A Climate Whodunit
Begley, Sharon, Newsweek
Byline: Sharon Begley
Science nails the blame game.
To those who are convinced that the science of global warming is sound, as well as to those on the fence, the refusal of climate scientists to attribute any single episode of extreme weather to greenhouse-induced climate change has been either exasperating -- or suspicious.
You mean you guys can't definitely say human-caused climate change is why 135 daily rainfall records were broken along the East Coast during September's deluges (Wilmington, N.C.: 19.7 inches over three days)? You can't say climate change is why 2010 is eclipsing 1998 as the hottest year on record, or why in August an ice island four times the size of Manhattan broke off from a Greenland glacier? How about why 2000-09 was the warmest decade on record, that 153 of the 1,218 U.S. weather stations recorded their hottest summer since 1895, why Moscow suffered a once-in-centuries heat wave this summer, or why one fifth of Pakistan flooded?

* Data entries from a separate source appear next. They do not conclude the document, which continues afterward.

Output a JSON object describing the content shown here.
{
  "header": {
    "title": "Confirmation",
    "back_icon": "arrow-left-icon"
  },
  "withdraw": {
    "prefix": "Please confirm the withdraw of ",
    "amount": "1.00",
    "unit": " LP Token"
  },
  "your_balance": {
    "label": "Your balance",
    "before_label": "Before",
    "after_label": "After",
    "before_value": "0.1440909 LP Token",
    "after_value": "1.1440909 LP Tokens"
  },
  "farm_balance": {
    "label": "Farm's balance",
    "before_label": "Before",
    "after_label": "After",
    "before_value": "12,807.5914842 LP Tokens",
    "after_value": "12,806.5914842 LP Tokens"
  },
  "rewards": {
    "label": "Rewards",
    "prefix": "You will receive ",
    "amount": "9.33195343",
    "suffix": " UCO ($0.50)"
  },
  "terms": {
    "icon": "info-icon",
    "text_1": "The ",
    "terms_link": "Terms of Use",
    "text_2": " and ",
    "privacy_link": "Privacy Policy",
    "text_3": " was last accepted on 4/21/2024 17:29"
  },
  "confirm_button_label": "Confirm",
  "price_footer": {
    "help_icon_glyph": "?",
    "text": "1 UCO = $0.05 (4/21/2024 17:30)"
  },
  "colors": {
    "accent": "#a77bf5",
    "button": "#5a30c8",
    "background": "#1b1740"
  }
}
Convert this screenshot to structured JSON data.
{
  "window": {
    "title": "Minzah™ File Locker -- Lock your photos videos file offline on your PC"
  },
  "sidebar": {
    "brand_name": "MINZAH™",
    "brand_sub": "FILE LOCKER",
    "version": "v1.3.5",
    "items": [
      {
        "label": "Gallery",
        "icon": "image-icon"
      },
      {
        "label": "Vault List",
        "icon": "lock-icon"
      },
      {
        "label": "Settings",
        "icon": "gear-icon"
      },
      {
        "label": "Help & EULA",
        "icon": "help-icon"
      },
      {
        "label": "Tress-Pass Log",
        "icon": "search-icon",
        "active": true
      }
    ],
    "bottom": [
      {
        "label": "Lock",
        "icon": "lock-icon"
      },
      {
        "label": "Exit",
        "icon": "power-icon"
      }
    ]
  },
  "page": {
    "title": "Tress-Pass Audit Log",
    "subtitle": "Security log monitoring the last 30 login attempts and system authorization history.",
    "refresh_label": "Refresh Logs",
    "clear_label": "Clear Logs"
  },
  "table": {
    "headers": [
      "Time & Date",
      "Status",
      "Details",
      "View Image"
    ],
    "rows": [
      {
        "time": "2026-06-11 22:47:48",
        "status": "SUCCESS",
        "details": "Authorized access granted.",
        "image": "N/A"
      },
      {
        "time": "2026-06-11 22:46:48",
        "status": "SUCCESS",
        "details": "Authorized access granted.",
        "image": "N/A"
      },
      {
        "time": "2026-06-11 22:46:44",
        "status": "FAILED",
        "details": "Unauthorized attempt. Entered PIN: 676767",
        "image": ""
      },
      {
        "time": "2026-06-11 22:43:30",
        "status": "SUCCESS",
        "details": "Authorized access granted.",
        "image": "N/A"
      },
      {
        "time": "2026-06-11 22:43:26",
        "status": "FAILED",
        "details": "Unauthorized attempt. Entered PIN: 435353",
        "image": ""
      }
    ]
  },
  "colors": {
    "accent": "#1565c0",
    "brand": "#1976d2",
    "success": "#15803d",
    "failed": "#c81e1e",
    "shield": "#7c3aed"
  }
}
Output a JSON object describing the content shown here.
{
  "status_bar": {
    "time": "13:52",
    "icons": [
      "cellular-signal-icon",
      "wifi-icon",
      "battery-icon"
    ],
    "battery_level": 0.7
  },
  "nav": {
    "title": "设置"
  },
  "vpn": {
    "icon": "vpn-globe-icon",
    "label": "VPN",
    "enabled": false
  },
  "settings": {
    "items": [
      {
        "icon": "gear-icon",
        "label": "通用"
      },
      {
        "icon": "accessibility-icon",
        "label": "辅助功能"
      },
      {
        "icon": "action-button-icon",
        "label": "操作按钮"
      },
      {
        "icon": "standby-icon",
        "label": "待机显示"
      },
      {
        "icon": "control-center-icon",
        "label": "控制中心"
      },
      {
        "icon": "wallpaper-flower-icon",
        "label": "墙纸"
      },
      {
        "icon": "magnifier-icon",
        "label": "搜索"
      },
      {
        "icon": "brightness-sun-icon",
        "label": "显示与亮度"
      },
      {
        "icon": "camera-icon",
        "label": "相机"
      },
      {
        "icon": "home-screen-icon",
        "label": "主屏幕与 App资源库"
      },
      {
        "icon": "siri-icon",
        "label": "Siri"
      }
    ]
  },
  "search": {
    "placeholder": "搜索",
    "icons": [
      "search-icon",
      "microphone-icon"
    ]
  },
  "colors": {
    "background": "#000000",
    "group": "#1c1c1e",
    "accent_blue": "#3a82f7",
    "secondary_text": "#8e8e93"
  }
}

In short, no. No matter how bizarre the weather, the mantra of climatologists has been that one cannot attribute any single event to changing climate. All science can do is conclude that extreme events are getting more likely as humankind pumps more greenhouse gases into the atmosphere.
Finally, climate scientists see a way to stop being so wishy-washy and start assigning blame, through a technique called "fractional risk attribution." This technique uses mathematical models of how the atmosphere would work if we had not goosed carbon dioxide to 389 ppm (from 278 before the Industrial Revolution), plus data about ancient ("paleo") climates and historical (more recent) weather. The idea is to calculate how many times an extreme event should have occurred absent human interference, explains climate scientist Ben Santer of Lawrence Livermore National Lab, and the probability of the same extreme event in today's greenhouse-forced atmosphere. Result: putting numbers on extreme weather.
In their biggest success, climate scientists led by Peter Stott of the British Met Office analyzed the 2003 European heat wave, when the mercury rose higher than at any time since the introduction of weather instruments (1851), and probably since at least 1500. After plugging in historical and paleo data, and working out climate patterns in a hypothetical world without a human-caused greenhouse effect, they conclude that our meddling was 75 percent to blame for the heat wave. …